**Records for processing:**
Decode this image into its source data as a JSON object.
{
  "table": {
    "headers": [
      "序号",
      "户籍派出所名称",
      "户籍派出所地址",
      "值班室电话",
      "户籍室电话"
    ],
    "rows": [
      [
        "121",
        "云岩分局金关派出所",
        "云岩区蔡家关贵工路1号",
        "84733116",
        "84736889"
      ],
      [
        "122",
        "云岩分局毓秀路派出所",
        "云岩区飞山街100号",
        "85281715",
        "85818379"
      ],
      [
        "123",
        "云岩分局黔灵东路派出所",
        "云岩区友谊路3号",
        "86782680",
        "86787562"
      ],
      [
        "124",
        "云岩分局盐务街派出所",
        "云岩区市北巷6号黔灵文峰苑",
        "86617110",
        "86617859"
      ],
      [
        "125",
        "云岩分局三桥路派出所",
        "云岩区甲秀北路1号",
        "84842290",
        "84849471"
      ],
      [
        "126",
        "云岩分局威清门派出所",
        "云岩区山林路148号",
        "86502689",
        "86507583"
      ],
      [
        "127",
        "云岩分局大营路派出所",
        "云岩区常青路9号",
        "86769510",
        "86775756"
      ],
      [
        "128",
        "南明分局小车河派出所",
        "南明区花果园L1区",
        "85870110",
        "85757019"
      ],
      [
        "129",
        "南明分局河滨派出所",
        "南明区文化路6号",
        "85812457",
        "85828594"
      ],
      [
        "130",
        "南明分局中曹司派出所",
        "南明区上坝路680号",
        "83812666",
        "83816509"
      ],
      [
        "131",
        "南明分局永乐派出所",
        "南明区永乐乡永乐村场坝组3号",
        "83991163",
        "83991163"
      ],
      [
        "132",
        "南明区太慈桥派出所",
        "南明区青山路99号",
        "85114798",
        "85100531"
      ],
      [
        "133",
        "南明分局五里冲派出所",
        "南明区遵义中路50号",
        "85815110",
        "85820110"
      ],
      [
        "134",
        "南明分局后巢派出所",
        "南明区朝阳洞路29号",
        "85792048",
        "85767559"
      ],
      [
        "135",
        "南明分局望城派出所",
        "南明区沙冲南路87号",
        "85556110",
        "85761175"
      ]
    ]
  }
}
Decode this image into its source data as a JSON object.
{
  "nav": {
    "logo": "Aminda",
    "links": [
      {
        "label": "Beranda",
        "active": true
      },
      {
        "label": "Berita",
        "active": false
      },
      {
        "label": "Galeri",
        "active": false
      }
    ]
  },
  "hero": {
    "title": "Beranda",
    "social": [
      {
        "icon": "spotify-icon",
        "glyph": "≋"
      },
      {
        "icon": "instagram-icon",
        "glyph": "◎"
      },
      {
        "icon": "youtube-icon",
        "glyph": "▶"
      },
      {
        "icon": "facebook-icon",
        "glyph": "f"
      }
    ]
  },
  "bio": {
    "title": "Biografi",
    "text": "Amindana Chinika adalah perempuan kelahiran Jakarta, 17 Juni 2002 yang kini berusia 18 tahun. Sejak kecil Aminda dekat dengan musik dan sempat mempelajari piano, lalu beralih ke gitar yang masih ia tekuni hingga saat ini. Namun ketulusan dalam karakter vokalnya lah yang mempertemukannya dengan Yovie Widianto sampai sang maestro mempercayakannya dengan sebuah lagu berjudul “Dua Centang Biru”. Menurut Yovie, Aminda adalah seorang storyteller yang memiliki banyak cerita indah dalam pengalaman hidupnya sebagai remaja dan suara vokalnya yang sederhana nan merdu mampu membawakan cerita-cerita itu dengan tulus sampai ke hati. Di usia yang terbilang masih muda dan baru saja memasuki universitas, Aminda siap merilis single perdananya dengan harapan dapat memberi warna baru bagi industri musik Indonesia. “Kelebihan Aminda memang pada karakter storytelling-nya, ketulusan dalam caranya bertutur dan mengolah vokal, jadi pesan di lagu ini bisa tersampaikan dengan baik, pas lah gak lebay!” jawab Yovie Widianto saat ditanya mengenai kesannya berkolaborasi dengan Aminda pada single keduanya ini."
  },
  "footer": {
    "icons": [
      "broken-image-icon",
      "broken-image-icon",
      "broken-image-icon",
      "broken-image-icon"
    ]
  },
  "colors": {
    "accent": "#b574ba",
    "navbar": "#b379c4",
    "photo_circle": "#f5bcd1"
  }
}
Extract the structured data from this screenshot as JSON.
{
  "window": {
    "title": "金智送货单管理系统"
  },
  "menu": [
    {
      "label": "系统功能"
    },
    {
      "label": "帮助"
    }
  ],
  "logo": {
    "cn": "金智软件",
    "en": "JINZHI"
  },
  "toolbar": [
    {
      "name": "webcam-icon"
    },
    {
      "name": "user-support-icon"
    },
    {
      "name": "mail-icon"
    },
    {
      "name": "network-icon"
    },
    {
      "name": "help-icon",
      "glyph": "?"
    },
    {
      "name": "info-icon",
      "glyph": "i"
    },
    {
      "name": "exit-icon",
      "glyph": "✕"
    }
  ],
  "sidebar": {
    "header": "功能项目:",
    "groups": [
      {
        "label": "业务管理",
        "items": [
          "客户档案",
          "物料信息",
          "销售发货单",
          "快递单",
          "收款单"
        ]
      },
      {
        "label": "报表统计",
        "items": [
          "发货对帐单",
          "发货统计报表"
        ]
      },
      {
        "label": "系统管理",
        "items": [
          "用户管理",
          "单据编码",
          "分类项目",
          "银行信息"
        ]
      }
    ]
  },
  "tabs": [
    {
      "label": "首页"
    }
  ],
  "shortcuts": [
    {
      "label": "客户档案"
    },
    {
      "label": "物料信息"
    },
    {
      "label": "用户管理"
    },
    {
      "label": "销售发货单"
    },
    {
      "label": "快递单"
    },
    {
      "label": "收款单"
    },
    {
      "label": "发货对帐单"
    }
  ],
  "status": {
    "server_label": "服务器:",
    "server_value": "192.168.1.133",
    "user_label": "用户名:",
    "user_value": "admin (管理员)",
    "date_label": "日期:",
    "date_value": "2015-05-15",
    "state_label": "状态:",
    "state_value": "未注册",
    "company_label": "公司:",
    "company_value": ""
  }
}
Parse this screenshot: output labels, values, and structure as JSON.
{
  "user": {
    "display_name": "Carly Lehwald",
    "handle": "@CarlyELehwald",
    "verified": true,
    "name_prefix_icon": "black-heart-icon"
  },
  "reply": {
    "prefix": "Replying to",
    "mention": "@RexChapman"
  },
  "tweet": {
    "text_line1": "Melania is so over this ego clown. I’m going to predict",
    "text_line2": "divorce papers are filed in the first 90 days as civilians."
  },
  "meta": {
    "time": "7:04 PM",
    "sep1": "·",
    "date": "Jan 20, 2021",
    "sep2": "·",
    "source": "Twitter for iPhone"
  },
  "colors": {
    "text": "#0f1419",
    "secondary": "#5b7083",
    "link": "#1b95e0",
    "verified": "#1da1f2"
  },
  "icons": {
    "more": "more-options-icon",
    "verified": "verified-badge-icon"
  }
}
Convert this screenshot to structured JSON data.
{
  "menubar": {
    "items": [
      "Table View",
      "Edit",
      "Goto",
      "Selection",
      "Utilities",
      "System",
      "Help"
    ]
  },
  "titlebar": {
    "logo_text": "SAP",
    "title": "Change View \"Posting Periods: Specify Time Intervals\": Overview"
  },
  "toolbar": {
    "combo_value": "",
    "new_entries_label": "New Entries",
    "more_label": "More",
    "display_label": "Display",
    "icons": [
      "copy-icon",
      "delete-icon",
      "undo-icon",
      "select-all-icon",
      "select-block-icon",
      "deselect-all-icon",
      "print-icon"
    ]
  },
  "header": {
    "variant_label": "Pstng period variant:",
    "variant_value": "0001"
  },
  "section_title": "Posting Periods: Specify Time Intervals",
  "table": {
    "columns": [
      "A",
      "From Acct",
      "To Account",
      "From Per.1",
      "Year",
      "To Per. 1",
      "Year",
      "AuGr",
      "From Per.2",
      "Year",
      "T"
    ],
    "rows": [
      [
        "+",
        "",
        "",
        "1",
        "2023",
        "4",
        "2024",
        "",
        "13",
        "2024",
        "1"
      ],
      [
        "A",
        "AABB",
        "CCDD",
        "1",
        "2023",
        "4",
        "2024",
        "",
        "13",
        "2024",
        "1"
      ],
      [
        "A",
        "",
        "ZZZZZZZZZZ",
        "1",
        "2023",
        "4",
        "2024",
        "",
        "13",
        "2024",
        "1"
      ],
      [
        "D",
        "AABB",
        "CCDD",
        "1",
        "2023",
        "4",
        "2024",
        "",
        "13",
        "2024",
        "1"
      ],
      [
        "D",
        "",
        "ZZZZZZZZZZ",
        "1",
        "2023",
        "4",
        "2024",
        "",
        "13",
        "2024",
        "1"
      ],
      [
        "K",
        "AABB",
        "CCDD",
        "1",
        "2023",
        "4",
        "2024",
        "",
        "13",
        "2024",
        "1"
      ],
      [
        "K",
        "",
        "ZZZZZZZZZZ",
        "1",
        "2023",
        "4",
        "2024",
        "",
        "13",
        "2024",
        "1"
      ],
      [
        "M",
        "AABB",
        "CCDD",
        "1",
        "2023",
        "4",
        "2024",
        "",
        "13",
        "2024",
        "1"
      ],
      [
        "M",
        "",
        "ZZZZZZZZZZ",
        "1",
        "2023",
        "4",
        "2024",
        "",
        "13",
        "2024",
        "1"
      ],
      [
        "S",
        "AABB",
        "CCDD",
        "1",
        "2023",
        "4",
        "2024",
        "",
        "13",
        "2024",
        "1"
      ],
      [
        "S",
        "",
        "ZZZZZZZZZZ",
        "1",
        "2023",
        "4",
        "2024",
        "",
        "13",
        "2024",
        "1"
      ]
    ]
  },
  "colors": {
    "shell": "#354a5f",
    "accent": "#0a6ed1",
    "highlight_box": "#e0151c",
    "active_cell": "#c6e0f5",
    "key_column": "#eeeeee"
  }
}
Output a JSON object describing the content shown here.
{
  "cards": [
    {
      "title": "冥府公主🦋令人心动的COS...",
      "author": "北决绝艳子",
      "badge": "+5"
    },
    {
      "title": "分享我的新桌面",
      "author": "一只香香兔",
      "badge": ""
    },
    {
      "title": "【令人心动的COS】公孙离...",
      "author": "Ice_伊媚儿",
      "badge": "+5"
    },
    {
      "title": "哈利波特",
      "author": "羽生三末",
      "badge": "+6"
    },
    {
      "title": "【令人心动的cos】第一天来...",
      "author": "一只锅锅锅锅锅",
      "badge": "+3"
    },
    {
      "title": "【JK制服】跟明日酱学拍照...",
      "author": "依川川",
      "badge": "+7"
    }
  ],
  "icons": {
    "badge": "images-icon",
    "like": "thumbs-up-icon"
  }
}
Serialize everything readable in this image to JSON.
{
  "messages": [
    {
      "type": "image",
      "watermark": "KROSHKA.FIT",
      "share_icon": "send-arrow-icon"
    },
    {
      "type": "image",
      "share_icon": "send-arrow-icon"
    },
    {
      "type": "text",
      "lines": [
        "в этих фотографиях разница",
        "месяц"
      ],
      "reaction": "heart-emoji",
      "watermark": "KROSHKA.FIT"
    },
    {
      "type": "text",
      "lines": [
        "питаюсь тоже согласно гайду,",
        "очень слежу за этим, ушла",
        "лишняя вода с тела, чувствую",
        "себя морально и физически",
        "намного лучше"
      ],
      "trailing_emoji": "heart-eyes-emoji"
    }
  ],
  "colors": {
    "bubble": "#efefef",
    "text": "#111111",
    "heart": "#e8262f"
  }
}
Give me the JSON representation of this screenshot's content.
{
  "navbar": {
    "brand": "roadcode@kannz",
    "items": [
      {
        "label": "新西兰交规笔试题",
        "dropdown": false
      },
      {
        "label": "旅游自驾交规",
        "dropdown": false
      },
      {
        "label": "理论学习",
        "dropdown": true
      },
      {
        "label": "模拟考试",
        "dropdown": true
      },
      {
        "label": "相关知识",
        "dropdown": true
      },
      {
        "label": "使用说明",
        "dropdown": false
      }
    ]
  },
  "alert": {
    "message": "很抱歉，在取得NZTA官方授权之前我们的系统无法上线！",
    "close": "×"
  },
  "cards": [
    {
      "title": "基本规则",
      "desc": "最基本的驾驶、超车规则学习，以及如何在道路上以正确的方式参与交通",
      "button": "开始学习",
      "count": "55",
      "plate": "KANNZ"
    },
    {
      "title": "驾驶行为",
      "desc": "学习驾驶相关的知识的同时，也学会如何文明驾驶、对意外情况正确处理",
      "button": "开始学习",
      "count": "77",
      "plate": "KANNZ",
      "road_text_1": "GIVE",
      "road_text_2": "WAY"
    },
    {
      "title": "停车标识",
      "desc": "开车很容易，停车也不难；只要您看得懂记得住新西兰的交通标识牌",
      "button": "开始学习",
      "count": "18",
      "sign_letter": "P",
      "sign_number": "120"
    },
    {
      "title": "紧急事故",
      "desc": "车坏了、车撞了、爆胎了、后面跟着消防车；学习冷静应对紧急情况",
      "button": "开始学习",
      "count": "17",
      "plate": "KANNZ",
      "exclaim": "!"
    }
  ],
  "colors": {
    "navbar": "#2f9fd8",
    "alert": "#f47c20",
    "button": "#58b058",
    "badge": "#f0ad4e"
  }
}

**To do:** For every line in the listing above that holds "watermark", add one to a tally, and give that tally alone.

**Answer to this exercise:** 2